What needs to be done » The job is to find each line of the records below that includes the word "primária" and copy it.
** Available data follows **
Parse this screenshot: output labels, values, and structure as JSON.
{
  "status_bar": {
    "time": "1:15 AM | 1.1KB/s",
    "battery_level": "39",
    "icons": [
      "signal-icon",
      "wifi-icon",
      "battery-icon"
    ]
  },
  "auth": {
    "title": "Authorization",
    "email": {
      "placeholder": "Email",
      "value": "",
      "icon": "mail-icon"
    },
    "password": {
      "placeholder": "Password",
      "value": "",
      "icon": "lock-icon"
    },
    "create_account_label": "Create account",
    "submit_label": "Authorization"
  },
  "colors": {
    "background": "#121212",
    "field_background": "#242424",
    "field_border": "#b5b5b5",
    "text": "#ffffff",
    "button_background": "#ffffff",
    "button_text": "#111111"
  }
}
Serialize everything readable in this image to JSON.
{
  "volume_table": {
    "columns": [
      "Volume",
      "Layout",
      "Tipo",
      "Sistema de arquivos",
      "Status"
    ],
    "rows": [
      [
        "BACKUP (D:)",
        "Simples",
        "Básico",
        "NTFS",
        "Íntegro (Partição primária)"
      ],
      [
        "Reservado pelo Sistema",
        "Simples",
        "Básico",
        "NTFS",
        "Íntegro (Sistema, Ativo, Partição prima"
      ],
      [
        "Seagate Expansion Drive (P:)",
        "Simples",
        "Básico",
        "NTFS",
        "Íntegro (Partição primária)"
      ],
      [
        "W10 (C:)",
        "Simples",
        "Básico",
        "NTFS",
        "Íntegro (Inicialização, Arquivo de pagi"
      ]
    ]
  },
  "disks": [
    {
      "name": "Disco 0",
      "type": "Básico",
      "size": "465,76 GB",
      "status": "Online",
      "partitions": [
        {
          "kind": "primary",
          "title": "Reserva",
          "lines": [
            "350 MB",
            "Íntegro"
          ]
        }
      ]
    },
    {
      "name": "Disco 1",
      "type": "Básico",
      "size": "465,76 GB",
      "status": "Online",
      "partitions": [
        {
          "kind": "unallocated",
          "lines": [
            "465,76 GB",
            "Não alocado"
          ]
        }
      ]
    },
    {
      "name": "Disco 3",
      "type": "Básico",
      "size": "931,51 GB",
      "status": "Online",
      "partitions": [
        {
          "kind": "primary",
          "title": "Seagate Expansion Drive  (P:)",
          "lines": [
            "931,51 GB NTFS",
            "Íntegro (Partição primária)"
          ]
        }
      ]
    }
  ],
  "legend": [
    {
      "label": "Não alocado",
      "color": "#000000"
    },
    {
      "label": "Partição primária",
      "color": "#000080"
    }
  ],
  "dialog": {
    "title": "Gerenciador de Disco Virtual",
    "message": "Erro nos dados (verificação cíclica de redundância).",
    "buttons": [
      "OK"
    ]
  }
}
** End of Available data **
Solution »
        "Íntegro (Partição primária)"
        "Íntegro (Partição primária)"
            "Íntegro (Partição primária)"
      "label": "Partição primária",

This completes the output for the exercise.